Around 500 Cuban doctors have defected to the United States while serving on aid missions in Venezuela, according to members of Cuban exile groups in Miami. The latest case occurred this week when seven Cuban physicians managed to leave Caracas’ Maiquetia International Airport, after being held there for several hours and after paying hundreds of dollars each to officials.
“The Venezuelan and Cuban officials at Maiquetia systematically subject the doctors who want to leave to psychological pressure until finally they pay bribes,” Cuban doctor Keiler Moreno, who left Caracas five months ago, according to a report from the Spanish news agency Efe.
The bribes can range from 300 to as much as 2,000 US dollars.
Moreno helped several of his colleagues who left Caracas and he waited for them at the Miami airport while they went through legal procedures with U.S. immigration authorities.
“We’re from the same class that graduated in medicine in 2007 and we help each other out,” he added.
Several Catholic associations and the Miami-based organization Solidaridad Sin Fronteras (Solidarity Without Borders) will also provide assistance to the four Cuban men and three women who arrived this week.
Sources with Miami’s massive Cuban exile community say that around 2,000 physicians and other health care personnel have defected since 2006 and requested visas to come to the United States.
Of that number, 500 came through Venezuela and just in the last year, about 200 arrived in Miami.
“I was in Venezuela for eight months and five months ago I arrived in Miami. To be able to leave you have to request an entry visa to the United States at the U.S. Embassy in Caracas. The problem is that the Venezuelan officials don’t give permission to leave. Finally, everything gets resolved with a bribe,” Moreno said.

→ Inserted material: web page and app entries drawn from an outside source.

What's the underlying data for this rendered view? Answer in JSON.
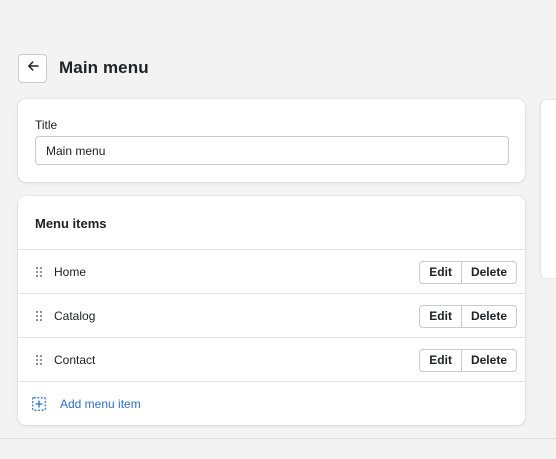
{
  "header": {
    "title": "Main menu"
  },
  "title_card": {
    "label": "Title",
    "value": "Main menu"
  },
  "menu_card": {
    "heading": "Menu items",
    "items": [
      {
        "label": "Home",
        "edit": "Edit",
        "delete": "Delete"
      },
      {
        "label": "Catalog",
        "edit": "Edit",
        "delete": "Delete"
      },
      {
        "label": "Contact",
        "edit": "Edit",
        "delete": "Delete"
      }
    ],
    "add_label": "Add menu item"
  },
  "icons": {
    "back": "arrow-left-icon",
    "drag": "drag-handle-icon",
    "add": "add-square-icon"
  },
  "colors": {
    "link": "#2c6ecb",
    "background": "#f3f3f3",
    "card": "#ffffff",
    "border": "#c9cccf"
  }
}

The 27-year-old physician emphasized that the Cuban and Venezuelan officials put the doctors who want to leave through “psychological torture that can cause panic crises.”

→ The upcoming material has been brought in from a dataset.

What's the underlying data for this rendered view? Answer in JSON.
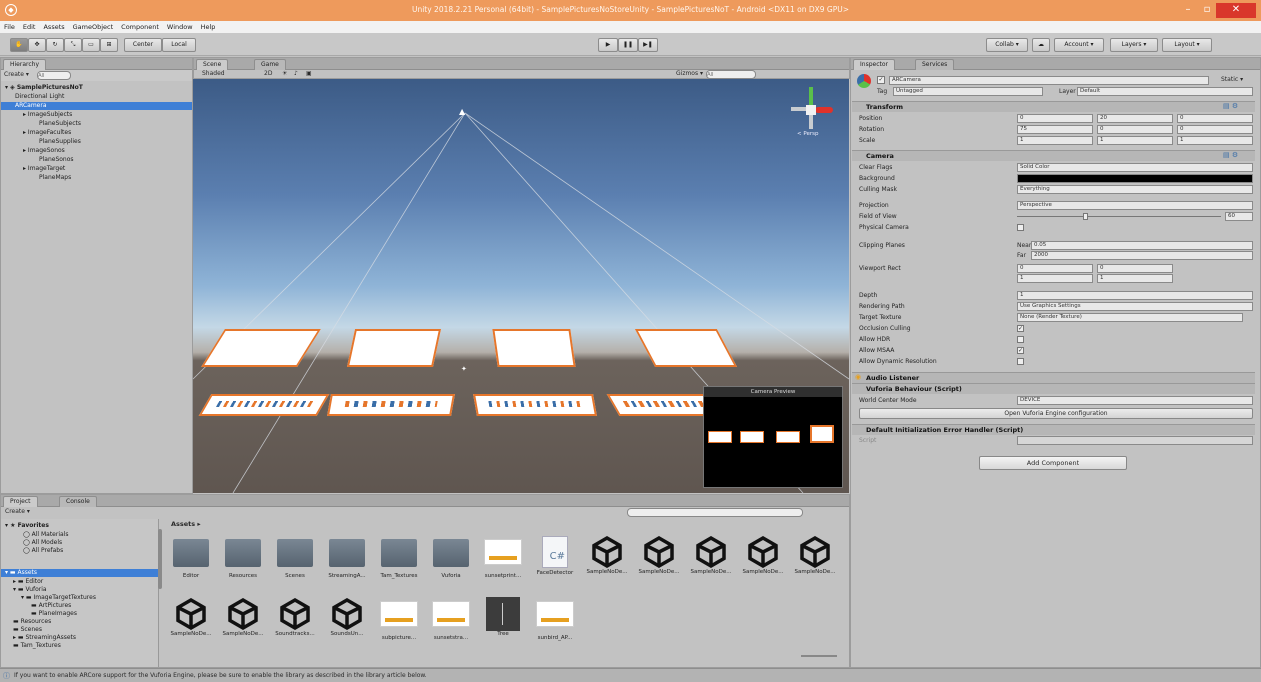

“They’re seeking, specifically, repentance, but if one resists a bit, the bribe does the rest,” he said.
About 45,000 Cuban doctors and other health care workers are participating in Venezuela in the “Barrio Adentro” public health program designed to try and make up for the lack of such personnel in Venezuela.
Although the Cuban doctors who arrive in the United States cannot practice medicine until they get the proper licenses, Dr. Moreno said that they prefer to confront that situation rather than remain in a system plagued by corruption.
The seven Cuban physicians who arrived this week in Miami will remain for several days in the custody of US Immigration and Customs Enforcement until they receive their permits to stay in the country, which will allow them to go through the procedure to acquire residence.